**** Data extracts

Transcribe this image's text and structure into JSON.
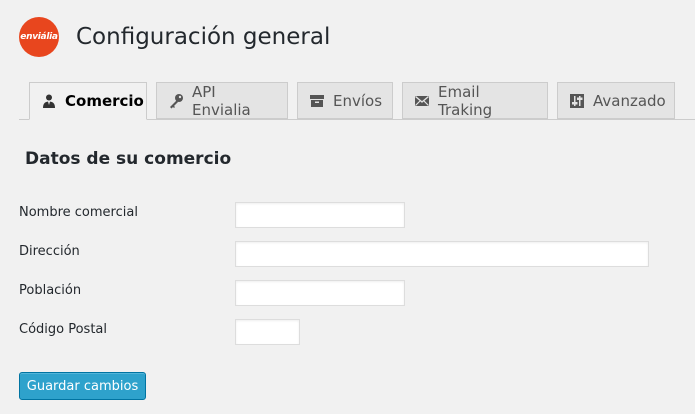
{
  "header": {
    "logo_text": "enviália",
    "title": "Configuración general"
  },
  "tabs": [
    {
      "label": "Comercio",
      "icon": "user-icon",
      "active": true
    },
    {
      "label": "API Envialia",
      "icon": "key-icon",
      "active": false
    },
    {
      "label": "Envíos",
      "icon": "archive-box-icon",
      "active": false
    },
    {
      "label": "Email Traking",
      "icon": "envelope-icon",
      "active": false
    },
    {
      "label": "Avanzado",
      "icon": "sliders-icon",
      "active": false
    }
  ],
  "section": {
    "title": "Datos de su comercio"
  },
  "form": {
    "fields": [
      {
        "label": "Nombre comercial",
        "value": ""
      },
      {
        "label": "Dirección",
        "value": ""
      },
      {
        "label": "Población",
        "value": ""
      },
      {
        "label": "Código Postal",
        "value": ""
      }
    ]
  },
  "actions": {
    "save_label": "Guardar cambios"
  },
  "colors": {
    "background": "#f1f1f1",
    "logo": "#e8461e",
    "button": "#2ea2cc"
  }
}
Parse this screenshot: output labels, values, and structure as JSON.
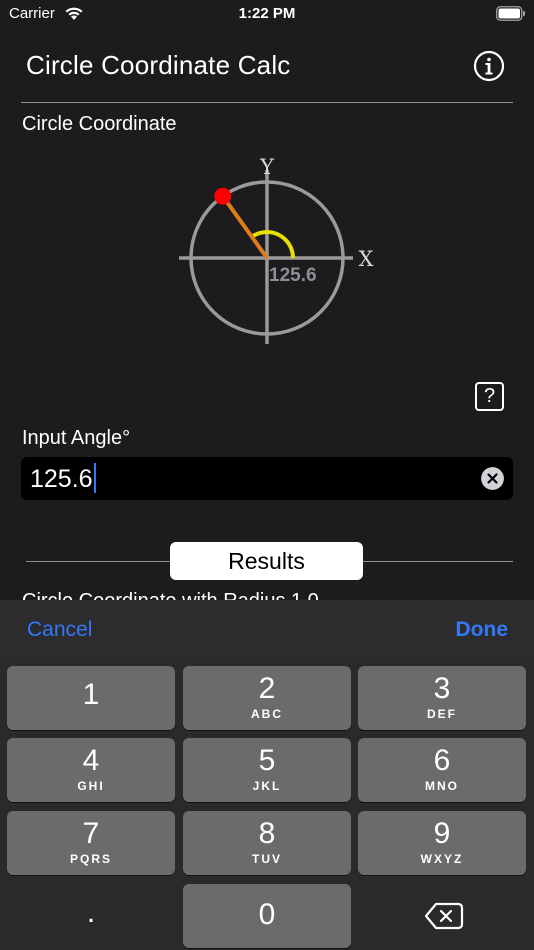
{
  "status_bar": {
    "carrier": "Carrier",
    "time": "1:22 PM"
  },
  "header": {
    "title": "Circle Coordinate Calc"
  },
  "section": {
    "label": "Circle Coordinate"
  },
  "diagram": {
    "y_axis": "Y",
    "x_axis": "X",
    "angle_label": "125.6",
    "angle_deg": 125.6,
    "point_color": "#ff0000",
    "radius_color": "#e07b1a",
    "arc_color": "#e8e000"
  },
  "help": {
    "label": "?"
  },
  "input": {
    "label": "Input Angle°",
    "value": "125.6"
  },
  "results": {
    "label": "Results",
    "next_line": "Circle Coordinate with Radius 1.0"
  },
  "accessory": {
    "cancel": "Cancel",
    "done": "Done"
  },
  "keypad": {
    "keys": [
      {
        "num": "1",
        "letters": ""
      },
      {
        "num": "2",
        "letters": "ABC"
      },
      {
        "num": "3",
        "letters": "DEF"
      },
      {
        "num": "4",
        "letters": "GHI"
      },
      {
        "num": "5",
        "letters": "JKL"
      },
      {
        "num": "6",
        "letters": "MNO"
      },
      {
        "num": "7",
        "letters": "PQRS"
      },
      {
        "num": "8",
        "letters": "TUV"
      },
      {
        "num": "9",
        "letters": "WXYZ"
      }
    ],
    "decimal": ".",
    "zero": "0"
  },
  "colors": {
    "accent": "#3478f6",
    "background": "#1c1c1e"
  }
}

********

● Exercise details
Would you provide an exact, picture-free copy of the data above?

● Task result
Transcribe this image's text and structure into JSON.
{
  "header": {
    "logo_text": "enviália",
    "title": "Configuración general"
  },
  "tabs": [
    {
      "label": "Comercio",
      "icon": "user-icon",
      "active": true
    },
    {
      "label": "API Envialia",
      "icon": "key-icon",
      "active": false
    },
    {
      "label": "Envíos",
      "icon": "archive-box-icon",
      "active": false
    },
    {
      "label": "Email Traking",
      "icon": "envelope-icon",
      "active": false
    },
    {
      "label": "Avanzado",
      "icon": "sliders-icon",
      "active": false
    }
  ],
  "section": {
    "title": "Datos de su comercio"
  },
  "form": {
    "fields": [
      {
        "label": "Nombre comercial",
        "value": ""
      },
      {
        "label": "Dirección",
        "value": ""
      },
      {
        "label": "Población",
        "value": ""
      },
      {
        "label": "Código Postal",
        "value": ""
      }
    ]
  },
  "actions": {
    "save_label": "Guardar cambios"
  },
  "colors": {
    "background": "#f1f1f1",
    "logo": "#e8461e",
    "button": "#2ea2cc"
  }
}
Parse this screenshot: output labels, values, and structure as JSON.
{
  "status_bar": {
    "carrier": "Carrier",
    "time": "1:22 PM"
  },
  "header": {
    "title": "Circle Coordinate Calc"
  },
  "section": {
    "label": "Circle Coordinate"
  },
  "diagram": {
    "y_axis": "Y",
    "x_axis": "X",
    "angle_label": "125.6",
    "angle_deg": 125.6,
    "point_color": "#ff0000",
    "radius_color": "#e07b1a",
    "arc_color": "#e8e000"
  },
  "help": {
    "label": "?"
  },
  "input": {
    "label": "Input Angle°",
    "value": "125.6"
  },
  "results": {
    "label": "Results",
    "next_line": "Circle Coordinate with Radius 1.0"
  },
  "accessory": {
    "cancel": "Cancel",
    "done": "Done"
  },
  "keypad": {
    "keys": [
      {
        "num": "1",
        "letters": ""
      },
      {
        "num": "2",
        "letters": "ABC"
      },
      {
        "num": "3",
        "letters": "DEF"
      },
      {
        "num": "4",
        "letters": "GHI"
      },
      {
        "num": "5",
        "letters": "JKL"
      },
      {
        "num": "6",
        "letters": "MNO"
      },
      {
        "num": "7",
        "letters": "PQRS"
      },
      {
        "num": "8",
        "letters": "TUV"
      },
      {
        "num": "9",
        "letters": "WXYZ"
      }
    ],
    "decimal": ".",
    "zero": "0"
  },
  "colors": {
    "accent": "#3478f6",
    "background": "#1c1c1e"
  }
}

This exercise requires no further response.